What they’ve done is written the perfect sound track for life in the post apocalyptic radioactive wasteland. It’s off kilter Americana with a sour mashed flavour that takes the deep south template favoured by Caroline Herring and mutates it into a banjo fuelled, skiffle infused hybrid that is as disturbing as it is beautiful. When Judge Dredd stumbles on a group of mutated hobos clustered around an oil drum fire, this is what they were listening to.

In reality they come from Canada which is less romantic but probably better for them. Every track is a little country meets bluegrass gem and to name but a few; ‘Scattered Leaves’ is a lilting leftfield ballad, ‘Draft Daughters Blues’ is wholesome and chunky blues and ‘The Littlest Birds’ defies you not to sing along. My personal favourite is the stark, banjo meets that unique vocal style of ‘Only in the Past’ and then the fiddle kicks in. Having said that, the entire collection is not too shabby. 

Unusual, original and glorious, the Be Good Tanyas are a folk band I’ll be keeping an eye on in the years to come. A rich and varied collection just as at home in the North of England or in a post nuclear irradiated fictional desert. They also have the despairing look of a group that may also give us an interview?

Monday, 4 May 2015

Saint Etienne - Only Love Can Break Your Heart

Classic Track - Only Love Can Break Your Heart

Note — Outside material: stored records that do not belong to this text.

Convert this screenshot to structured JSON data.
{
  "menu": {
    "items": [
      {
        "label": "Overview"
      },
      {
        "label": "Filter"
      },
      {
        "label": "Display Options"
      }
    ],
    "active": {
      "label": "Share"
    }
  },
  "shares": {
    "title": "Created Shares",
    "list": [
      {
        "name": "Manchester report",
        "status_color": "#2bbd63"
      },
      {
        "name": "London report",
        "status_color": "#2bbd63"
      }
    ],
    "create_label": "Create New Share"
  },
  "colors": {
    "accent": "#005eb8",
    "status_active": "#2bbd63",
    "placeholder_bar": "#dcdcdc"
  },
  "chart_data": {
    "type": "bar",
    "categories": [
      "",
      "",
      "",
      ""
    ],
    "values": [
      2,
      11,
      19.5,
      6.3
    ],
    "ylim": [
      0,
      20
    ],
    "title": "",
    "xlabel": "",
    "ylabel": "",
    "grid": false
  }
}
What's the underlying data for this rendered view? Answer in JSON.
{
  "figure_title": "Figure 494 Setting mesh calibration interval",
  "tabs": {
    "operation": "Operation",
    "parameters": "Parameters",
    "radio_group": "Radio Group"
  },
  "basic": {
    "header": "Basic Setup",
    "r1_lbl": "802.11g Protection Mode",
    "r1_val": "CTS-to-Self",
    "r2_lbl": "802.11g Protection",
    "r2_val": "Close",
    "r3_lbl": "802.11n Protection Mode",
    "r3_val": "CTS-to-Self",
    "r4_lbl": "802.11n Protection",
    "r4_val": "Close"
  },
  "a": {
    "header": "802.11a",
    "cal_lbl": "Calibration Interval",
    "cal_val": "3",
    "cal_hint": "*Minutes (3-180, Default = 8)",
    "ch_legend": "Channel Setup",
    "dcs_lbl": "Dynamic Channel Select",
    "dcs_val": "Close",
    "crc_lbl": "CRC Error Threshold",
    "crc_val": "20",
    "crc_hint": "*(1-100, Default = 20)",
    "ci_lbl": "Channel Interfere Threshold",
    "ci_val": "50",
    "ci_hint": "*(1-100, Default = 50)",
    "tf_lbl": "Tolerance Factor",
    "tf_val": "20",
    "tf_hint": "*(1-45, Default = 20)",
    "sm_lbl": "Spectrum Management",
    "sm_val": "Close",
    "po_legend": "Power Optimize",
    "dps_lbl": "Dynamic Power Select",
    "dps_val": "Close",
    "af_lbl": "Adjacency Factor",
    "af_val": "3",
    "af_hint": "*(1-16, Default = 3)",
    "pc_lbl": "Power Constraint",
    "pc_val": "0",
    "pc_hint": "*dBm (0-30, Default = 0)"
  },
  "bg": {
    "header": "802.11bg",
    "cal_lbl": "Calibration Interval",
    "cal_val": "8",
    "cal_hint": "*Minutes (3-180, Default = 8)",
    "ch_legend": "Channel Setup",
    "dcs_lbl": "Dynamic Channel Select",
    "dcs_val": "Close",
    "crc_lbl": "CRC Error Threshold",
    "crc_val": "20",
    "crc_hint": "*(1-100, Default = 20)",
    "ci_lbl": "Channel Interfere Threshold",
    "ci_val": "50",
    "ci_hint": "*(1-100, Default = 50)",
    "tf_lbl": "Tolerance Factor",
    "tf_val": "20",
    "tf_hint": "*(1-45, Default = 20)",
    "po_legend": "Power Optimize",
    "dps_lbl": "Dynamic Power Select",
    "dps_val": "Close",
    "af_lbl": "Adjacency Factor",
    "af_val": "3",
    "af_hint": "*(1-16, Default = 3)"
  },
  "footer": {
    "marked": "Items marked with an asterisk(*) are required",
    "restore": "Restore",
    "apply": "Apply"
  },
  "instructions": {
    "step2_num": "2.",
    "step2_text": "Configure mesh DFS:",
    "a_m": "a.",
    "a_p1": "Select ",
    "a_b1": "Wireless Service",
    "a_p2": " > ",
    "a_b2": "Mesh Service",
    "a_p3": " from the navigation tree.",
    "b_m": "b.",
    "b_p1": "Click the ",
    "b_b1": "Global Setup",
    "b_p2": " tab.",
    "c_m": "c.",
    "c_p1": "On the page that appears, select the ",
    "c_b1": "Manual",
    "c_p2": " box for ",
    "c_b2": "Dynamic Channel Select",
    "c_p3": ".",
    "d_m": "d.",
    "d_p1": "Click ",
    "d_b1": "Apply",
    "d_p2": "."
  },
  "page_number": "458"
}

I never liked anything else they did before or after this blissful indie/dance crossover single. It seems a travesty of justice that the excellent Moira Lambert got the push in favour of Sarah Cracknell, but at least she didn't outstay her welcome; I wonder what she's up to now? Check out the typically early 90's video; the combination of football table and this song never fails to send me into a frenzy.